This book presents a provocative new interpretation of Beyond Good and Evil, arguably Nietzsche's most important work. The problem is that it appears to express merely a loosely connected set of often questionable opinions. Can Nietzsche really be an important philosopher if this is his most important book? Maudemarie Clark and David Dudrick address this question with a close reading that emphasizes how Nietzsche writes. They argue that the first part of Beyond Good and Evil presents coherent and interconnected arguments for subtle and well-thought-out positions on traditional issues. Nietzsche's infamous doctrine of the will to power turns out to be a compelling account of the structure and origin of the human soul. And although he rejects some aspects of traditional philosophy, Nietzsche's aim is to show how philosophy's traditional aspirations to seek both the true and the good can be fulfilled. Beyond Good and Evil turns out to be a major work of philosophy and Nietzsche's masterpiece. 'Anyone engaged in Nietzsche studies at any level should surely read [this book] carefully and seriously. It is a significant addition to the current state of the field and perhaps the single strongest response to the naturalist reading of Nietzsche available today.' Michael Rogers, Theologische Literatureitung '... rich and densely argued ... if you see Nietzsche as an advocate of naturalism and empiricism and wish to maintain a picture of Nietzsche's thought, at least in Beyond Good and Evil, as a coherent whole, then this is as sophisticated and rigorous a work as one will find.' Robert Guay, Foucault Studies "This long-awaited book will be essential reading for Nietzsche scholars. It is of particular interest as the first philosophically substantial challenge to the reading of Nietzsche as a philosophical naturalist, a reading that now dominates Anglophone Nietzsche studies and is increasingly influential internationally."
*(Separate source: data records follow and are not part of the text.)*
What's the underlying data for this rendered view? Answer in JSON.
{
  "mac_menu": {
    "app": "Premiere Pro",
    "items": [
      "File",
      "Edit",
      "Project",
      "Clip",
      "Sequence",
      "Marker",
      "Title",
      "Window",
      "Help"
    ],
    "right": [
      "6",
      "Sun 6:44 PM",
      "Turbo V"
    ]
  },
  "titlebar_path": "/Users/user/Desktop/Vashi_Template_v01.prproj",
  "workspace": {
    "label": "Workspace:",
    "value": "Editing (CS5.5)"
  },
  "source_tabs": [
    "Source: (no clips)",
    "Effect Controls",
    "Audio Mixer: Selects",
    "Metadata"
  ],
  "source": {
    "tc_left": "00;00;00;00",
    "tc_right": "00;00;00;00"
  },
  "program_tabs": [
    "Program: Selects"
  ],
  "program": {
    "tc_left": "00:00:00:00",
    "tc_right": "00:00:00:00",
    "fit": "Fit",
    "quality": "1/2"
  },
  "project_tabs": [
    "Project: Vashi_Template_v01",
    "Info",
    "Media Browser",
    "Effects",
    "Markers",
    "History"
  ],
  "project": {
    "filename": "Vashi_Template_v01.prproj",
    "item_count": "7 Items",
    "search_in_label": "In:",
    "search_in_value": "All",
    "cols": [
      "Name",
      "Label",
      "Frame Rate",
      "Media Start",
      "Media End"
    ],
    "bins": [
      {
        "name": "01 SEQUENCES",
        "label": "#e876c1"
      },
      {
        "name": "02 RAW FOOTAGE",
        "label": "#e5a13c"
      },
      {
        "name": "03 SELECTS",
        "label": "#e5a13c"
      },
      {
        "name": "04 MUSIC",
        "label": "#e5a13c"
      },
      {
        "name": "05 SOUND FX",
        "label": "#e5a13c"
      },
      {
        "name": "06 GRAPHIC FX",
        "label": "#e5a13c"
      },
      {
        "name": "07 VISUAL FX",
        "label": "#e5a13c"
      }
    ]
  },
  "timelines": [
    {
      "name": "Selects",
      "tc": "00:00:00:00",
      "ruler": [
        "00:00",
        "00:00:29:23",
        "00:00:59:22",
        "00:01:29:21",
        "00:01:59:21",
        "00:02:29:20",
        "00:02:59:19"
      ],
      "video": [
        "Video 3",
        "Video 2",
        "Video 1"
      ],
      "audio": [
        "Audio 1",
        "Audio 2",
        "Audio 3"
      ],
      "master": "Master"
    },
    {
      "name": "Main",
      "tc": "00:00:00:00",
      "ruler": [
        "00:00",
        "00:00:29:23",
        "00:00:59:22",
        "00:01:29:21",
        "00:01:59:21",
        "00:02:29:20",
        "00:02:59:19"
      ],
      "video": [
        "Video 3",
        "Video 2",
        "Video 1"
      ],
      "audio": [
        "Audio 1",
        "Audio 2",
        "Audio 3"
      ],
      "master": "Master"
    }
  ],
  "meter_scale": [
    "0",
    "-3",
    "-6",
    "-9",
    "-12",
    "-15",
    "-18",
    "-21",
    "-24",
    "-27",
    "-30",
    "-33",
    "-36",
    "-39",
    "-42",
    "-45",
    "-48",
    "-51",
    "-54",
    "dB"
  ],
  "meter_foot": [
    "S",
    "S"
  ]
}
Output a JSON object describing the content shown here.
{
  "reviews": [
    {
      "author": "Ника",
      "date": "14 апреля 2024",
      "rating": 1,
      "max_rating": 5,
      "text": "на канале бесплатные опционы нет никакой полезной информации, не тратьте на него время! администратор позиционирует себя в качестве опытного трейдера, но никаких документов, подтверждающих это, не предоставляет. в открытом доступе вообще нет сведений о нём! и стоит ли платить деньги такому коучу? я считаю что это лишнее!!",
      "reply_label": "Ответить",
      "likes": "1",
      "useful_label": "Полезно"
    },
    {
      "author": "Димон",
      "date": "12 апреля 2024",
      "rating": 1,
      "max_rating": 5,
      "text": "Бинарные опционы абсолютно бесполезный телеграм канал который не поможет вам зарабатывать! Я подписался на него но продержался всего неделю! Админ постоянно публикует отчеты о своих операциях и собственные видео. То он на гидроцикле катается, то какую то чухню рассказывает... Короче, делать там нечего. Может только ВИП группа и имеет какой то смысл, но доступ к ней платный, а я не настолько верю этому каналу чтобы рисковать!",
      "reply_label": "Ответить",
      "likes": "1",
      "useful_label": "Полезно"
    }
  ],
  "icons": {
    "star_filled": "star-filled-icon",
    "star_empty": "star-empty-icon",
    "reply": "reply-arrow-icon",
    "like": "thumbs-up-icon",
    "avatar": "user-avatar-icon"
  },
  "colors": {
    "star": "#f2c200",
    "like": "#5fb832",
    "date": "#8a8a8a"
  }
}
Brian Leiter, University of Chicago "This is a groundbreaking work that promises to revolutionize the field of Nietzsche studies by getting scholars to focus on Nietzsche's account of the normative domain and to consider how that account sits with his naturalism."
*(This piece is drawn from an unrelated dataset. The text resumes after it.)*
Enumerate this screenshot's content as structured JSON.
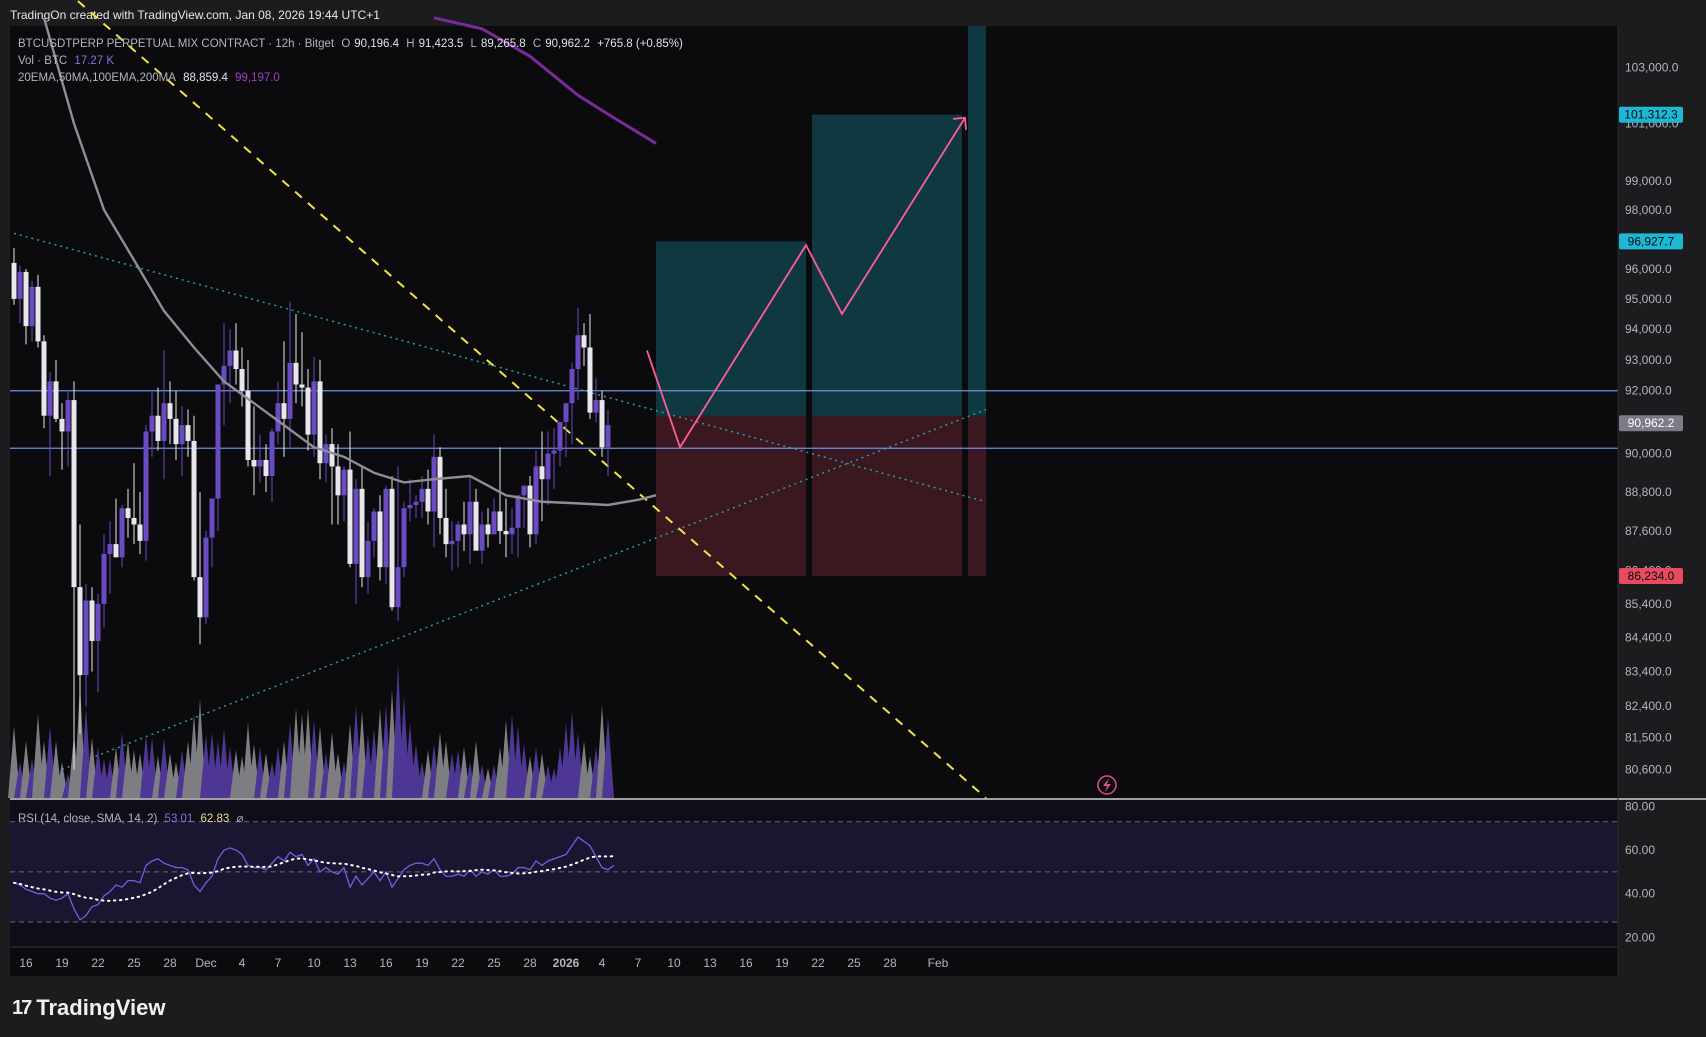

Ken Gemes, Birkbeck, University of London, and the New College of the Humanities "Clark and Dudrick give us a Nietzsche who is a philosopher through and through: engaged with science, worried as much by the a priori as by reductive empiricism, and whose version of the human self challenges the best contemporary accounts."
Barbara Herman, Un
The Soul of Nietzsche's Beyond Good and Evil
Introduction; Part I. The Will to Truth and the Will to Value: 1. Setting the stage: Neitzsche's preface; 2. Understanding the 'magnificent tension of the spirit'; 3. Philosophy and the will to value; 4. Science and the will to truth; 5. Satisfying the will to truth and the will to value; Part II. The Will to Power: 6. Nietzsche's soul; 7. The will; 8. The other doctrines of the will to power; Conclusion.